======== Data to examine

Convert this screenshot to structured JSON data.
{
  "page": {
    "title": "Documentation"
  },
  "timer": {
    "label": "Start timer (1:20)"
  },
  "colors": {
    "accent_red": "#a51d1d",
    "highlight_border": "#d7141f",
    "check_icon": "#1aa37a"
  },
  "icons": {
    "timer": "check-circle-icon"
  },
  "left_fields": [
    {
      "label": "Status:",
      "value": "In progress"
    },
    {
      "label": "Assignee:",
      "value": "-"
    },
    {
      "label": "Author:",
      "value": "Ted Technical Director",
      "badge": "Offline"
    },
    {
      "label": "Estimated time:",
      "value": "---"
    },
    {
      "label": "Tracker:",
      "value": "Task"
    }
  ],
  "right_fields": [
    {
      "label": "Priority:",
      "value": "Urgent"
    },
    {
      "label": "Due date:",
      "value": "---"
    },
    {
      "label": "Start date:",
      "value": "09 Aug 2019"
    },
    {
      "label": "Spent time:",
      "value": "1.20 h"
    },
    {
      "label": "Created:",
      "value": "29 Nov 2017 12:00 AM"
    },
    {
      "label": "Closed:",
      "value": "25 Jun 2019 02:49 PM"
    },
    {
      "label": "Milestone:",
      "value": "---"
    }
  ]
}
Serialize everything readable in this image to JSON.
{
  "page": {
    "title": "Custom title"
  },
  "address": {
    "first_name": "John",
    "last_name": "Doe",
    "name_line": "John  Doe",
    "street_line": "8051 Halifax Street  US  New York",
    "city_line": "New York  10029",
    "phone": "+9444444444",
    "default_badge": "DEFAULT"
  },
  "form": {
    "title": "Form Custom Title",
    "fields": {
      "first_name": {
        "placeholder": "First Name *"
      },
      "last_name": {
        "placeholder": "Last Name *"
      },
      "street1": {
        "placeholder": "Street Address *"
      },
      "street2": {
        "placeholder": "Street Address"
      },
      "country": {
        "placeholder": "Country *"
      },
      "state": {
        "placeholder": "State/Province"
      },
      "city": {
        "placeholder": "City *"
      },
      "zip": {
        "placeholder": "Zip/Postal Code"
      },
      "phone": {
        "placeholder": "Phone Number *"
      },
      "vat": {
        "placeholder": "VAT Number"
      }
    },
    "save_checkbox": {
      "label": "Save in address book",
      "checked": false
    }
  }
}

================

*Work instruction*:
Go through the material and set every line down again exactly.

*Response area*:
Convert this screenshot to structured JSON data.
{
  "page": {
    "title": "Documentation"
  },
  "timer": {
    "label": "Start timer (1:20)"
  },
  "colors": {
    "accent_red": "#a51d1d",
    "highlight_border": "#d7141f",
    "check_icon": "#1aa37a"
  },
  "icons": {
    "timer": "check-circle-icon"
  },
  "left_fields": [
    {
      "label": "Status:",
      "value": "In progress"
    },
    {
      "label": "Assignee:",
      "value": "-"
    },
    {
      "label": "Author:",
      "value": "Ted Technical Director",
      "badge": "Offline"
    },
    {
      "label": "Estimated time:",
      "value": "---"
    },
    {
      "label": "Tracker:",
      "value": "Task"
    }
  ],
  "right_fields": [
    {
      "label": "Priority:",
      "value": "Urgent"
    },
    {
      "label": "Due date:",
      "value": "---"
    },
    {
      "label": "Start date:",
      "value": "09 Aug 2019"
    },
    {
      "label": "Spent time:",
      "value": "1.20 h"
    },
    {
      "label": "Created:",
      "value": "29 Nov 2017 12:00 AM"
    },
    {
      "label": "Closed:",
      "value": "25 Jun 2019 02:49 PM"
    },
    {
      "label": "Milestone:",
      "value": "---"
    }
  ]
}
Serialize everything readable in this image to JSON.
{
  "page": {
    "title": "Custom title"
  },
  "address": {
    "first_name": "John",
    "last_name": "Doe",
    "name_line": "John  Doe",
    "street_line": "8051 Halifax Street  US  New York",
    "city_line": "New York  10029",
    "phone": "+9444444444",
    "default_badge": "DEFAULT"
  },
  "form": {
    "title": "Form Custom Title",
    "fields": {
      "first_name": {
        "placeholder": "First Name *"
      },
      "last_name": {
        "placeholder": "Last Name *"
      },
      "street1": {
        "placeholder": "Street Address *"
      },
      "street2": {
        "placeholder": "Street Address"
      },
      "country": {
        "placeholder": "Country *"
      },
      "state": {
        "placeholder": "State/Province"
      },
      "city": {
        "placeholder": "City *"
      },
      "zip": {
        "placeholder": "Zip/Postal Code"
      },
      "phone": {
        "placeholder": "Phone Number *"
      },
      "vat": {
        "placeholder": "VAT Number"
      }
    },
    "save_checkbox": {
      "label": "Save in address book",
      "checked": false
    }
  }
}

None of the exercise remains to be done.